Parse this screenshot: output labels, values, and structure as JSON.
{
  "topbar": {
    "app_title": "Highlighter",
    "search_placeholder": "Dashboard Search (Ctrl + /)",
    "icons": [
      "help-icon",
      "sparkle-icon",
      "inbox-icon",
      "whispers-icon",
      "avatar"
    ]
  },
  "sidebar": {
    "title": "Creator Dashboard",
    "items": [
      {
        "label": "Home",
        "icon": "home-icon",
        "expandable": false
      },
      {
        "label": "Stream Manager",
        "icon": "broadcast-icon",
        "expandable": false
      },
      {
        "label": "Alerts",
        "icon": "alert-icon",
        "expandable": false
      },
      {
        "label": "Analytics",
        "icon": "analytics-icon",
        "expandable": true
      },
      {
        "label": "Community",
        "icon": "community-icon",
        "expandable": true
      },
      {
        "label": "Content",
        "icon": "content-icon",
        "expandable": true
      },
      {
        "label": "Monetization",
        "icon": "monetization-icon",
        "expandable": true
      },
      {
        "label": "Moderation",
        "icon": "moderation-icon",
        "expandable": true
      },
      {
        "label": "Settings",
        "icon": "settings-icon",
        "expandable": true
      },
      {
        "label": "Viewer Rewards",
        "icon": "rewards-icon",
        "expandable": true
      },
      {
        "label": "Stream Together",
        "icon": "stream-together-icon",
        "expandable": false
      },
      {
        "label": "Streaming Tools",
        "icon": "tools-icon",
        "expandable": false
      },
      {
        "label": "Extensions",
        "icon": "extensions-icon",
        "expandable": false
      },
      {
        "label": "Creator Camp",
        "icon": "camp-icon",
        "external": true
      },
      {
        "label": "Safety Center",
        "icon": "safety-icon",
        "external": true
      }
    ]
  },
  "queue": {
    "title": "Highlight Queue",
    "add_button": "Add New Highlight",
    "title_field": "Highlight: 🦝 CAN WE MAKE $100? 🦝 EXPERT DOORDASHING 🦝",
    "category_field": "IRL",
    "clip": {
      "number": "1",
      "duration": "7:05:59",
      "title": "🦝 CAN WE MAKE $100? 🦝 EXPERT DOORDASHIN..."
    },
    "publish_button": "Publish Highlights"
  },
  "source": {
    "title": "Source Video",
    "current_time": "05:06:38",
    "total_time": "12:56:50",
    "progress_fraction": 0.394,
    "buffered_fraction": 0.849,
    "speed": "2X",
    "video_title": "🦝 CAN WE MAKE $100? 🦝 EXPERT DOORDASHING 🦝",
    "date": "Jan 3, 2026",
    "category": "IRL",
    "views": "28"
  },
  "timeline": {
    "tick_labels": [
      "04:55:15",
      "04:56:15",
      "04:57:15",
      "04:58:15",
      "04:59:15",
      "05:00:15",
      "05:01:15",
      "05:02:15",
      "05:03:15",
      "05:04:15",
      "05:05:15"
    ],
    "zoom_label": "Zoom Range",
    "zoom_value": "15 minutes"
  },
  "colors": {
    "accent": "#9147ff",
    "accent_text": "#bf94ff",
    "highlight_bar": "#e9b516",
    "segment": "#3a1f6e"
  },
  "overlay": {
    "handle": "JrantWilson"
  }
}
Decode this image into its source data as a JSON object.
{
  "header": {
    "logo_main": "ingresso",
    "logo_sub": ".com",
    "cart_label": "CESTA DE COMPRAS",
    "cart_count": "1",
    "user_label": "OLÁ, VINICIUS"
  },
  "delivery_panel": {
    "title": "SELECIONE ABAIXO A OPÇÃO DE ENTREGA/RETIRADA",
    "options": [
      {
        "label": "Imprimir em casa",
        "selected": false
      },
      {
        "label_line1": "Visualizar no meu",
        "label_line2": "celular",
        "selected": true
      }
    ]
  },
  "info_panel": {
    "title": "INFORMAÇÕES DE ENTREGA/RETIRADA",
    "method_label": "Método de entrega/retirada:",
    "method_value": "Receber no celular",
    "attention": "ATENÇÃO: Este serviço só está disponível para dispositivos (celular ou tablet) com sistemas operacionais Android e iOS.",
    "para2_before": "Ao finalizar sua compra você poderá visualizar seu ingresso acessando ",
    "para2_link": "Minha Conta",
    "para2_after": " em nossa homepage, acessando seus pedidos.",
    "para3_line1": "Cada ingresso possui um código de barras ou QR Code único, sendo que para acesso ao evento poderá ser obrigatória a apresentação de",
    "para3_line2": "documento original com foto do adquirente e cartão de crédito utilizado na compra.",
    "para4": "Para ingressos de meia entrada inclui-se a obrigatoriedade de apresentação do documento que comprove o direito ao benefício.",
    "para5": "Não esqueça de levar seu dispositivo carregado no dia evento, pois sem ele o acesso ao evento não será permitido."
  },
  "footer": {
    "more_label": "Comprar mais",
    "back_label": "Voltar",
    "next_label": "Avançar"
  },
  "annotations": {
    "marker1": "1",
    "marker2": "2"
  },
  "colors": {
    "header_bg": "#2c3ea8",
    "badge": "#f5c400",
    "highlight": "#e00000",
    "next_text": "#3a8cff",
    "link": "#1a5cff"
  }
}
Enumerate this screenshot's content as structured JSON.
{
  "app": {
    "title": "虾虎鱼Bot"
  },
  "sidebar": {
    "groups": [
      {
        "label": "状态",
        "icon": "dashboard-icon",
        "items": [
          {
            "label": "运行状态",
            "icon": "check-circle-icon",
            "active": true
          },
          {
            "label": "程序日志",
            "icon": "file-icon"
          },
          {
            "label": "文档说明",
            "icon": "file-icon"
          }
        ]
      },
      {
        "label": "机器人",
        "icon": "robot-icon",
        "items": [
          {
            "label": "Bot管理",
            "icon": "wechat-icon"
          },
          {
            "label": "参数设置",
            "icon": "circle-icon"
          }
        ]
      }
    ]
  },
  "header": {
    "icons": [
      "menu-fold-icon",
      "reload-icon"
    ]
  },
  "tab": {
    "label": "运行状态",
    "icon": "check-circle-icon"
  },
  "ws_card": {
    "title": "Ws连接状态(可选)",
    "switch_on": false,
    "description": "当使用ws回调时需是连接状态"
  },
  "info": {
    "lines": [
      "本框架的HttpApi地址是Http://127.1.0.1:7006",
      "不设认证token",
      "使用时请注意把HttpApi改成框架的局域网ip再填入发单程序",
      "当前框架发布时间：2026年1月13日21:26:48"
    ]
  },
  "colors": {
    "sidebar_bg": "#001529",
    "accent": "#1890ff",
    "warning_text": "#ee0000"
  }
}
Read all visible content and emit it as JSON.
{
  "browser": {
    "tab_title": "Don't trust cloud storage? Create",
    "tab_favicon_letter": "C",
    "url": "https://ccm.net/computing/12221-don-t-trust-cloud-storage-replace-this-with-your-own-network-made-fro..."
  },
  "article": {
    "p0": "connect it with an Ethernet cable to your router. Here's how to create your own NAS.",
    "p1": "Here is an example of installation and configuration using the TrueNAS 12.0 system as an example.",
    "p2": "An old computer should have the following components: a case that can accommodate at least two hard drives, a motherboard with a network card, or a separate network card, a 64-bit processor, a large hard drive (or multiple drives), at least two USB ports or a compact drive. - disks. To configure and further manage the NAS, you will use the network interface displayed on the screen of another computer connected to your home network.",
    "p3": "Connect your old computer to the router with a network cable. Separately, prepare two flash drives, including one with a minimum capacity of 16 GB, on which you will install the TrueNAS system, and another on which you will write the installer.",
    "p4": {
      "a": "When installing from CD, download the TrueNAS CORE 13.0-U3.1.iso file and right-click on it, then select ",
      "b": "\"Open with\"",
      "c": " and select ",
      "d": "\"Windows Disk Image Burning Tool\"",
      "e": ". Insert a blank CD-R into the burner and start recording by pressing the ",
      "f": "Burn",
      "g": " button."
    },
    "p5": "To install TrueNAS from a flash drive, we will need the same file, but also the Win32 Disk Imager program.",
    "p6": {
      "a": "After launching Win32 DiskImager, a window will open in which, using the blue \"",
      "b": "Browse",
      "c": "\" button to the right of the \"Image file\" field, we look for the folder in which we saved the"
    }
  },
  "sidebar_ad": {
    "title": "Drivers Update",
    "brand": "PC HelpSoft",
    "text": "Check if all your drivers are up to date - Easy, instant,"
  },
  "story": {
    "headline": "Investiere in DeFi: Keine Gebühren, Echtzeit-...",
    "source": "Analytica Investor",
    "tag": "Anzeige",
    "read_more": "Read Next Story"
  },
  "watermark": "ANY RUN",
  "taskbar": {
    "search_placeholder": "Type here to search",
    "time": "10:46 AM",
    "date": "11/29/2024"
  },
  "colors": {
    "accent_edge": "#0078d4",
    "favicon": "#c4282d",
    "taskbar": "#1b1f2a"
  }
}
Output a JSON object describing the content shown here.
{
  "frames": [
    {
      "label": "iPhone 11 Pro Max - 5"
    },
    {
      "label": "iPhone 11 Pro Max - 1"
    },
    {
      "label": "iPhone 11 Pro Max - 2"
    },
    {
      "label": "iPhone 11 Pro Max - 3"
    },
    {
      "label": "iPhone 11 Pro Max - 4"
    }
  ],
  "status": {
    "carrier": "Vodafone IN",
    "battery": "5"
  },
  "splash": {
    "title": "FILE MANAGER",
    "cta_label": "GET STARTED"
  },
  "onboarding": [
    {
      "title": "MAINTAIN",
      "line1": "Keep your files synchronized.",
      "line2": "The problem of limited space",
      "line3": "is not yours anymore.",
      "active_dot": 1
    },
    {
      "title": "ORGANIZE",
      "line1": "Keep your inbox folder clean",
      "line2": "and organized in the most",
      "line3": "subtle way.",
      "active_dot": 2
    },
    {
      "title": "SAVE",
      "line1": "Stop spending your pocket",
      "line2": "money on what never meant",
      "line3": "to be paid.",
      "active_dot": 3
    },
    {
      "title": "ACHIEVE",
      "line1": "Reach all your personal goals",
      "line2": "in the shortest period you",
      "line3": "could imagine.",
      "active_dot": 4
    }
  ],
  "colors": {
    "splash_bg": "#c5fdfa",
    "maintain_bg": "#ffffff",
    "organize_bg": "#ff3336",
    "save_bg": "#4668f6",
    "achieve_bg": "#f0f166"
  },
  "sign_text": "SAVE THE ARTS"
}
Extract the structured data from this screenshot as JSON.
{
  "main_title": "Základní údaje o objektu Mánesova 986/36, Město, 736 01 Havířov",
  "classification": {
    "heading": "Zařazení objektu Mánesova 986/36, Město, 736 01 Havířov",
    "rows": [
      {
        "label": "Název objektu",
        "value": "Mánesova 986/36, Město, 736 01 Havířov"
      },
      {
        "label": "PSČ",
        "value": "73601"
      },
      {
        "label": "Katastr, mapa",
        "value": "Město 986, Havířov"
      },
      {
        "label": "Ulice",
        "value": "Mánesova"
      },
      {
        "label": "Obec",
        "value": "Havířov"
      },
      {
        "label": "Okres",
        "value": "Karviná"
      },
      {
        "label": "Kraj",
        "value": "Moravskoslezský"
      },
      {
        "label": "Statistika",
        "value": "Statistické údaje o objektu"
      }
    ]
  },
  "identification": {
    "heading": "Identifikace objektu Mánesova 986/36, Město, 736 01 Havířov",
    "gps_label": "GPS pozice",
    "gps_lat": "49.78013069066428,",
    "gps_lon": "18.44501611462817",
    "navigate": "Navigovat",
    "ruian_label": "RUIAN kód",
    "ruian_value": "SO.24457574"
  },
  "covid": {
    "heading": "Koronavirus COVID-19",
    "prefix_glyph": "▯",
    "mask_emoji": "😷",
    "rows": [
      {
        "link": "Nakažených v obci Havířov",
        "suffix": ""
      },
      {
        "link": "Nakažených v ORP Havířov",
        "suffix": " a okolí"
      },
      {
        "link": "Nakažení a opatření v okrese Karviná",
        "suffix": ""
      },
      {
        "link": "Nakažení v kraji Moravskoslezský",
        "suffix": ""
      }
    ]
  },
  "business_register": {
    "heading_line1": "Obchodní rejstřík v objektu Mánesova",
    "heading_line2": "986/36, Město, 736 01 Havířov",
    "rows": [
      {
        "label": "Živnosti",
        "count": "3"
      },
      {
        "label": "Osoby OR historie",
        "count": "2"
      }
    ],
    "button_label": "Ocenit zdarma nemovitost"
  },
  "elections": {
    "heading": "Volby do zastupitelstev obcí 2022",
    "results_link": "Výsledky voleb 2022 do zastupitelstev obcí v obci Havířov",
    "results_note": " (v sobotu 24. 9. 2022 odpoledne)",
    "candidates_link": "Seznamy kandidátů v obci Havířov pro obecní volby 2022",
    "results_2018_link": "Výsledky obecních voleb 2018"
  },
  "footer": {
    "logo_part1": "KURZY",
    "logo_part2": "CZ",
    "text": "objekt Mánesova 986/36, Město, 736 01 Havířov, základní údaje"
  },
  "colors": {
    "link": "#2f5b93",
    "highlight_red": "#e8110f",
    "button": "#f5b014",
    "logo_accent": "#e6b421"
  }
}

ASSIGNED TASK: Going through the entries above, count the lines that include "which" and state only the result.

SOLUTION BELOW: 3